But what about the future?  As nicely explained in the closing chapter by McNeely and colleagues (“What individuals can do to help conserve biodiversity”), a helpful way to evaluate the environmental impact or cost of any human population is through estimates of its “ecological footprint”—the amount of biologically productive land it needs to obtain all the resources it consumes and to process its wastes.  Not surprisingly, recent estimates are highest for North America and Western Europe and lowest for Africa and the Asia-Pacific region.  Values for Latin America and the Caribbean are less than half that of North America, but still higher than can be sustained on a permanent basis given current population sizes.  Moreover, as these countries’ economies expand, standards of living increase, and human populations grow, their footprints, too, will enlarge, further compounding present problems and future threats. 

Thus, Latin America today finds itself at an important ecological crossroads.  Extending current trends of consumption and waste ultimately will extract a tremendous cost in terms of environmental destruction and diminished quality of human life.  You cannot fool Mother Nature.  There are, however, more promising alternatives, which also present opportunities for Latin America to lead the way for both more industrialized and other developing regions.  One was offered in 2007 by Costa Rica’s president, Óscar Arias Sánchez, in announcing his country’s “Peace with Nature” initiative (Paz Con La Naturaleza), quoted at the beginning of this article.  This bold plan, already being implemented, would make Costa Rica’s economy “carbon neutral” by 2021; design and implement a national environmental action plan; significantly expand areas of natural forest cover and the size of protected areas; and install an ambitious curriculum of sustainable development and environmental education in elementary and high schools.  Poverty alleviation and economic development are not incompatible with protection of the environment and conservation of biodiversity.  Ultimately, appeals on behalf of human health and wellbeing may be the most successful means of accomplishing all these ends.

Spring 2009Volume VIII, Number 3

James Hanken is the Alexander Agassiz Professor of Zoology, curator in herpetology, and director of the Museum of Comparative Zoology at Harvard University, and a professor of biology in Harvard’s Department of Organismic and Evolutionary Biology.
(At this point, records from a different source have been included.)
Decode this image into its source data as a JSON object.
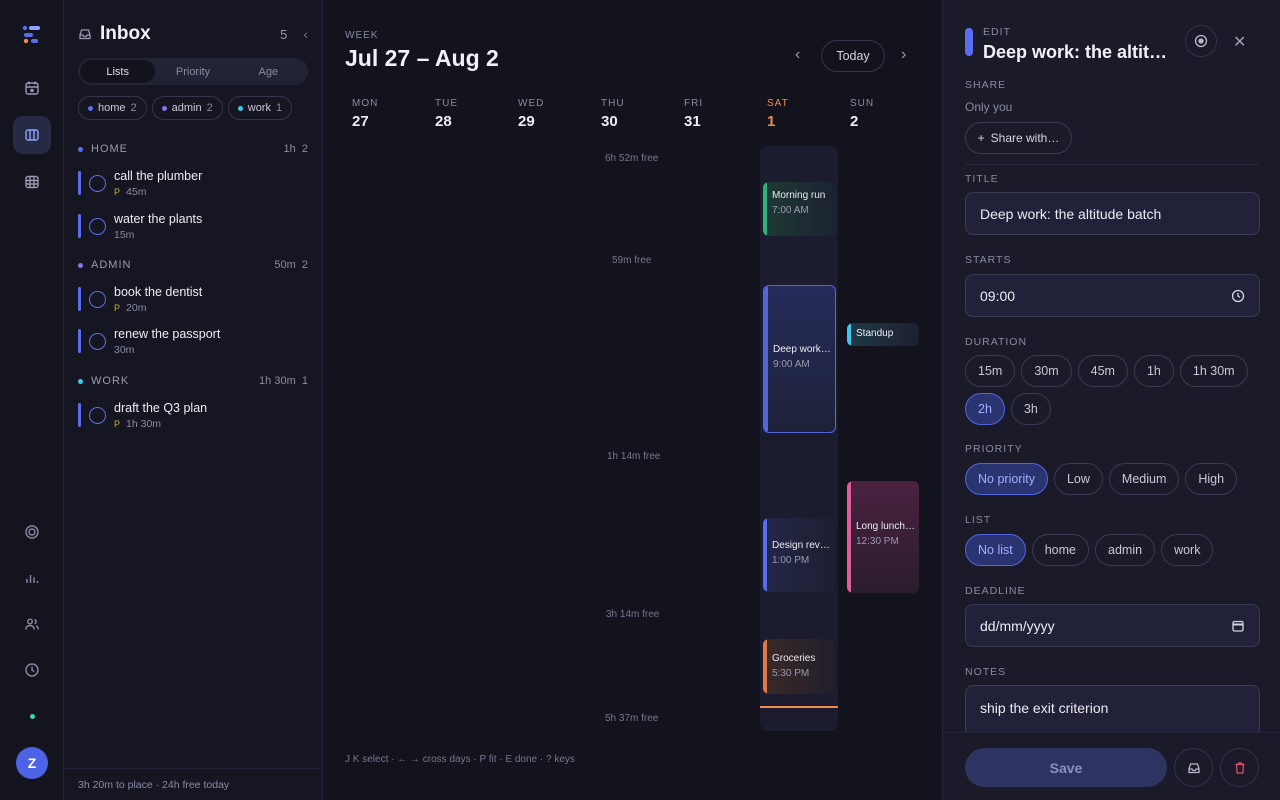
{
  "colors": {
    "accent": "#5b6ef0",
    "saturday": "#f08a56",
    "home": "#5b6ef0",
    "admin": "#8a72f0",
    "work": "#3ec6ee"
  },
  "rail": {
    "logo": "app-logo",
    "items": [
      "calendar-icon",
      "board-icon",
      "grid-icon",
      "target-icon",
      "chart-icon",
      "people-icon",
      "clock-icon"
    ],
    "avatar": "Z"
  },
  "inbox": {
    "title": "Inbox",
    "count": "5",
    "tabs": [
      "Lists",
      "Priority",
      "Age"
    ],
    "chips": [
      {
        "label": "home",
        "count": "2"
      },
      {
        "label": "admin",
        "count": "2"
      },
      {
        "label": "work",
        "count": "1"
      }
    ],
    "groups": [
      {
        "name": "HOME",
        "time": "1h",
        "count": "2",
        "tasks": [
          {
            "name": "call the plumber",
            "duration": "45m",
            "flag": "P"
          },
          {
            "name": "water the plants",
            "duration": "15m",
            "flag": ""
          }
        ]
      },
      {
        "name": "ADMIN",
        "time": "50m",
        "count": "2",
        "tasks": [
          {
            "name": "book the dentist",
            "duration": "20m",
            "flag": "P"
          },
          {
            "name": "renew the passport",
            "duration": "30m",
            "flag": ""
          }
        ]
      },
      {
        "name": "WORK",
        "time": "1h 30m",
        "count": "1",
        "tasks": [
          {
            "name": "draft the Q3 plan",
            "duration": "1h 30m",
            "flag": "P"
          }
        ]
      }
    ],
    "footer": "3h 20m to place · 24h free today"
  },
  "week": {
    "label": "WEEK",
    "range": "Jul 27 – Aug 2",
    "today": "Today",
    "days": [
      {
        "name": "MON",
        "date": "27"
      },
      {
        "name": "TUE",
        "date": "28"
      },
      {
        "name": "WED",
        "date": "29"
      },
      {
        "name": "THU",
        "date": "30"
      },
      {
        "name": "FRI",
        "date": "31"
      },
      {
        "name": "SAT",
        "date": "1"
      },
      {
        "name": "SUN",
        "date": "2"
      }
    ],
    "free": [
      "6h 52m free",
      "59m free",
      "1h 14m free",
      "3h 14m free",
      "5h 37m free"
    ],
    "events": [
      {
        "title": "Morning run",
        "time": "7:00 AM"
      },
      {
        "title": "Deep work: the altitude batch",
        "time": "9:00 AM"
      },
      {
        "title": "Standup",
        "time": ""
      },
      {
        "title": "Design review",
        "time": "1:00 PM"
      },
      {
        "title": "Long lunch with Ana",
        "time": "12:30 PM"
      },
      {
        "title": "Groceries",
        "time": "5:30 PM"
      }
    ],
    "hint": "J K select · ← → cross days · P fit · E done · ? keys"
  },
  "edit": {
    "label": "EDIT",
    "title": "Deep work: the altit…",
    "share_label": "SHARE",
    "share_value": "Only you",
    "share_button": "Share with…",
    "title_label": "TITLE",
    "title_value": "Deep work: the altitude batch",
    "starts_label": "STARTS",
    "starts_value": "09:00",
    "duration_label": "DURATION",
    "durations": [
      "15m",
      "30m",
      "45m",
      "1h",
      "1h 30m",
      "2h",
      "3h"
    ],
    "duration_selected": "2h",
    "priority_label": "PRIORITY",
    "priorities": [
      "No priority",
      "Low",
      "Medium",
      "High"
    ],
    "priority_selected": "No priority",
    "list_label": "LIST",
    "lists": [
      "No list",
      "home",
      "admin",
      "work"
    ],
    "list_selected": "No list",
    "deadline_label": "DEADLINE",
    "deadline_placeholder": "dd/mm/yyyy",
    "notes_label": "NOTES",
    "notes_value": "ship the exit criterion",
    "save": "Save"
  }
}
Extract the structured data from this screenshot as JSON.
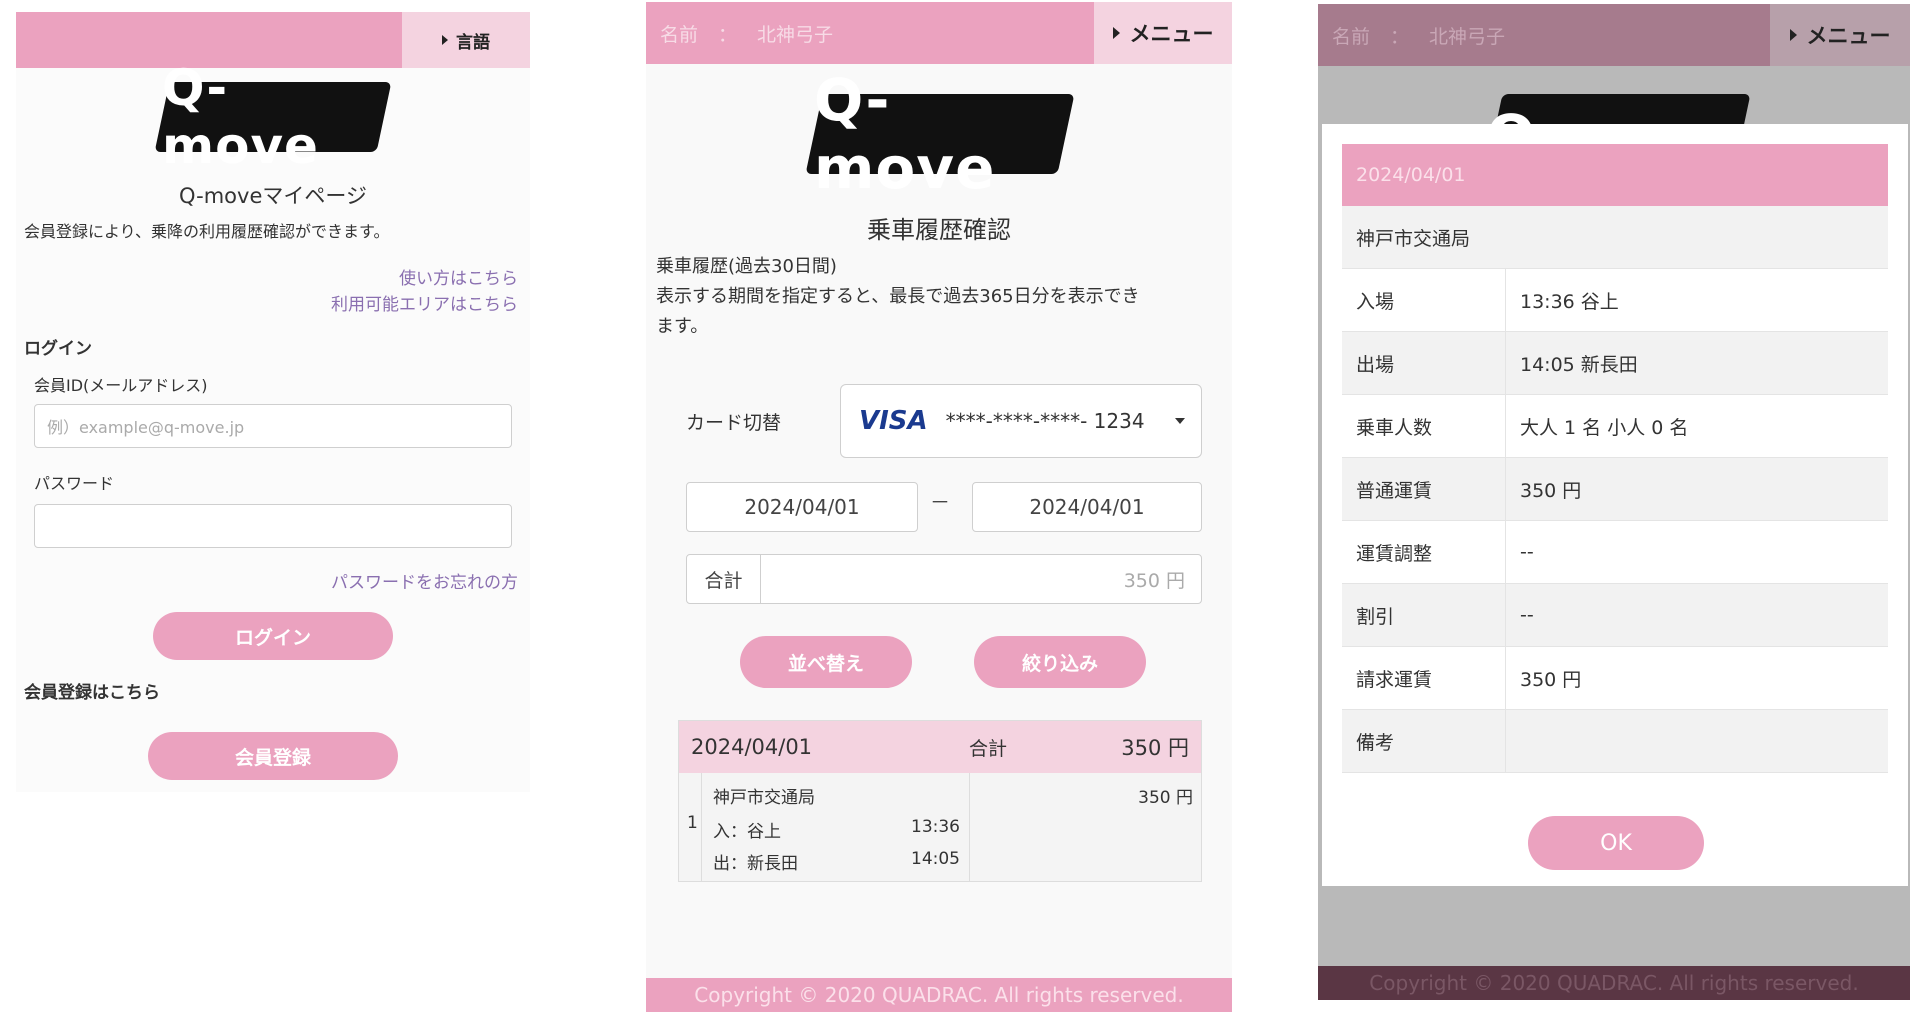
{
  "login_screen": {
    "language_label": "言語",
    "logo_text": "Q-move",
    "page_title": "Q-moveマイページ",
    "description": "会員登録により、乗降の利用履歴確認ができます。",
    "link_usage": "使い方はこちら",
    "link_area": "利用可能エリアはこちら",
    "login_heading": "ログイン",
    "member_id_label": "会員ID(メールアドレス)",
    "member_id_placeholder": "例）example@q-move.jp",
    "password_label": "パスワード",
    "forgot_password_link": "パスワードをお忘れの方",
    "login_button": "ログイン",
    "register_heading": "会員登録はこちら",
    "register_button": "会員登録"
  },
  "history_screen": {
    "name_label": "名前",
    "name_separator": "：",
    "name_value": "北神弓子",
    "menu_label": "メニュー",
    "logo_text": "Q-move",
    "page_title": "乗車履歴確認",
    "description_line1": "乗車履歴(過去30日間)",
    "description_line2": "表示する期間を指定すると、最長で過去365日分を表示でき",
    "description_line3": "ます。",
    "card_label": "カード切替",
    "card_brand": "VISA",
    "card_number": "****-****-****- 1234",
    "date_from": "2024/04/01",
    "date_separator": "－",
    "date_to": "2024/04/01",
    "total_label": "合計",
    "total_value": "350 円",
    "sort_button": "並べ替え",
    "filter_button": "絞り込み",
    "history": {
      "date": "2024/04/01",
      "total_label": "合計",
      "total_value": "350 円",
      "row_index": "1",
      "operator": "神戸市交通局",
      "entry": "入：谷上",
      "entry_time": "13:36",
      "exit": "出：新長田",
      "exit_time": "14:05",
      "fare": "350 円"
    },
    "footer": "Copyright © 2020 QUADRAC. All rights reserved."
  },
  "detail_screen": {
    "name_label": "名前",
    "name_separator": "：",
    "name_value": "北神弓子",
    "menu_label": "メニュー",
    "logo_text": "Q-move",
    "date": "2024/04/01",
    "operator": "神戸市交通局",
    "rows": [
      {
        "key": "入場",
        "value": "13:36 谷上"
      },
      {
        "key": "出場",
        "value": "14:05 新長田"
      },
      {
        "key": "乗車人数",
        "value": "大人 1 名  小人 0 名"
      },
      {
        "key": "普通運賃",
        "value": "350 円"
      },
      {
        "key": "運賃調整",
        "value": "--"
      },
      {
        "key": "割引",
        "value": "--"
      },
      {
        "key": "請求運賃",
        "value": "350 円"
      },
      {
        "key": "備考",
        "value": ""
      }
    ],
    "ok_button": "OK",
    "footer": "Copyright © 2020 QUADRAC. All rights reserved."
  },
  "colors": {
    "brand_pink": "#eba2bf",
    "light_pink": "#f4d3e0",
    "link_purple": "#8a6fb0",
    "visa_blue": "#1a3a8f"
  }
}
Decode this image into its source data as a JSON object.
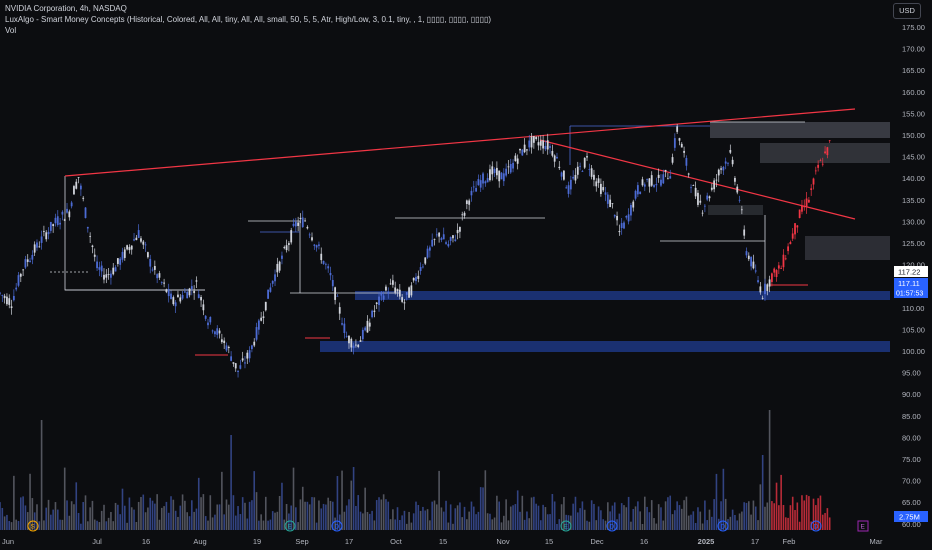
{
  "header": {
    "line1": "NVIDIA Corporation, 4h, NASDAQ",
    "line2": "LuxAlgo - Smart Money Concepts (Historical, Colored, All, All, tiny, All, All, small, 50, 5, 5, Atr, High/Low, 3, 0.1, tiny, , 1, ▯▯▯▯, ▯▯▯▯, ▯▯▯▯)",
    "line3": "Vol"
  },
  "currency_button": "USD",
  "colors": {
    "background": "#0c0d10",
    "candle_up": "#4c6bd4",
    "candle_down": "#d1d4dc",
    "candle_recent": "#f23645",
    "trendline": "#f23645",
    "order_block_blue": "#1e3a8a",
    "zone_gray": "#5d606b"
  },
  "chart_data": {
    "type": "candlestick",
    "title": "NVIDIA Corporation, 4h, NASDAQ",
    "y_axis_ticks": [
      "175.00",
      "170.00",
      "165.00",
      "160.00",
      "155.00",
      "150.00",
      "145.00",
      "140.00",
      "135.00",
      "130.00",
      "125.00",
      "120.00",
      "115.00",
      "110.00",
      "105.00",
      "100.00",
      "95.00",
      "90.00",
      "85.00",
      "80.00",
      "75.00",
      "70.00",
      "65.00",
      "60.00"
    ],
    "x_axis_ticks": [
      "Jun",
      "Jul",
      "16",
      "Aug",
      "19",
      "Sep",
      "17",
      "Oct",
      "15",
      "Nov",
      "15",
      "Dec",
      "16",
      "2025",
      "17",
      "Feb",
      "Mar"
    ],
    "price_labels": [
      {
        "label": "117.22",
        "kind": "last"
      },
      {
        "label": "117.11",
        "kind": "current"
      },
      {
        "label": "01:57:53",
        "kind": "countdown"
      },
      {
        "label": "2.75M",
        "kind": "volume"
      }
    ],
    "series": [
      {
        "kind": "price-close-approx",
        "points": [
          [
            0,
            114
          ],
          [
            5,
            112
          ],
          [
            10,
            120
          ],
          [
            20,
            128
          ],
          [
            25,
            131
          ],
          [
            30,
            133
          ],
          [
            32,
            138
          ],
          [
            34,
            141
          ],
          [
            38,
            130
          ],
          [
            42,
            120
          ],
          [
            46,
            118
          ],
          [
            50,
            120
          ],
          [
            55,
            124
          ],
          [
            60,
            128
          ],
          [
            66,
            120
          ],
          [
            75,
            112
          ],
          [
            85,
            116
          ],
          [
            90,
            108
          ],
          [
            98,
            102
          ],
          [
            103,
            96
          ],
          [
            108,
            100
          ],
          [
            113,
            108
          ],
          [
            118,
            117
          ],
          [
            122,
            122
          ],
          [
            128,
            130
          ],
          [
            132,
            131
          ],
          [
            138,
            124
          ],
          [
            143,
            118
          ],
          [
            146,
            112
          ],
          [
            150,
            104
          ],
          [
            154,
            102
          ],
          [
            158,
            105
          ],
          [
            162,
            110
          ],
          [
            166,
            114
          ],
          [
            170,
            116
          ],
          [
            175,
            112
          ],
          [
            178,
            115
          ],
          [
            182,
            120
          ],
          [
            186,
            124
          ],
          [
            190,
            128
          ],
          [
            194,
            125
          ],
          [
            198,
            128
          ],
          [
            203,
            136
          ],
          [
            208,
            140
          ],
          [
            213,
            142
          ],
          [
            218,
            141
          ],
          [
            222,
            144
          ],
          [
            226,
            147
          ],
          [
            230,
            149
          ],
          [
            234,
            149
          ],
          [
            238,
            148
          ],
          [
            242,
            144
          ],
          [
            246,
            138
          ],
          [
            250,
            142
          ],
          [
            254,
            145
          ],
          [
            258,
            140
          ],
          [
            262,
            137
          ],
          [
            266,
            133
          ],
          [
            268,
            128
          ],
          [
            272,
            132
          ],
          [
            276,
            138
          ],
          [
            280,
            140
          ],
          [
            285,
            140
          ],
          [
            290,
            142
          ],
          [
            293,
            152
          ],
          [
            296,
            146
          ],
          [
            300,
            138
          ],
          [
            304,
            134
          ],
          [
            308,
            138
          ],
          [
            312,
            143
          ],
          [
            316,
            146
          ],
          [
            320,
            136
          ],
          [
            323,
            124
          ],
          [
            326,
            120
          ],
          [
            330,
            114
          ],
          [
            334,
            118
          ],
          [
            338,
            120
          ],
          [
            342,
            126
          ],
          [
            346,
            132
          ],
          [
            350,
            136
          ],
          [
            354,
            143
          ],
          [
            358,
            147
          ],
          [
            360,
            150
          ]
        ]
      },
      {
        "kind": "volume-approx",
        "description": "volume bars 60.00-90.00 scale"
      }
    ]
  }
}
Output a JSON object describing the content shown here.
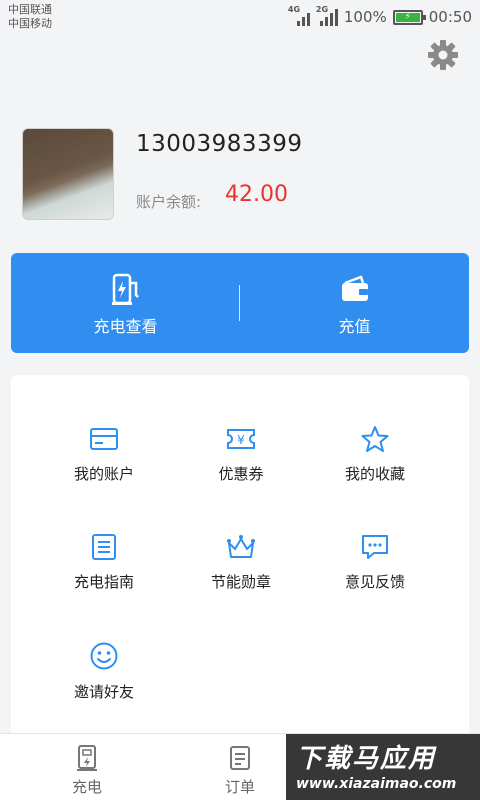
{
  "status_bar": {
    "carrier_1": "中国联通",
    "carrier_2": "中国移动",
    "sig1_tag": "4G",
    "sig2_tag": "2G",
    "battery": "100%",
    "time": "00:50"
  },
  "profile": {
    "phone": "13003983399",
    "balance_label": "账户余额:",
    "balance_value": "42.00"
  },
  "actions": {
    "charge_view": "充电查看",
    "recharge": "充值"
  },
  "grid": [
    {
      "label": "我的账户",
      "icon": "card-icon"
    },
    {
      "label": "优惠券",
      "icon": "coupon-icon"
    },
    {
      "label": "我的收藏",
      "icon": "star-icon"
    },
    {
      "label": "充电指南",
      "icon": "guide-icon"
    },
    {
      "label": "节能勋章",
      "icon": "crown-icon"
    },
    {
      "label": "意见反馈",
      "icon": "feedback-icon"
    },
    {
      "label": "邀请好友",
      "icon": "smile-icon"
    }
  ],
  "bottom_nav": {
    "charge": "充电",
    "orders": "订单"
  },
  "watermark": {
    "title": "下载马应用",
    "url": "www.xiazaimao.com"
  },
  "colors": {
    "accent": "#2f8ef0",
    "balance": "#e8352c",
    "icon_blue": "#2f8ef0"
  }
}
He chairs the steering committee of the Encyclopedia of Life, an internet site that provides information about the biology of all living species.

Related Articles

An Astronomical Scene

An Astronomical Scene

Where can you find an Italian professor teaching an American student in Spanish using lecture slides written in English? In the astronomy course I took at Chile’s Pontifícia Universidad Católica (PUC)…

Observing Under the Splendor of the Chilean Sky

Observing Under the Splendor of the Chilean Sky

I look at the sky. The stunning Chilean nighttime sky. Walking outside from the cozy control room of the telescope, from where I control the instrument and make my observations, I let my…

Print Friendly, PDF & Email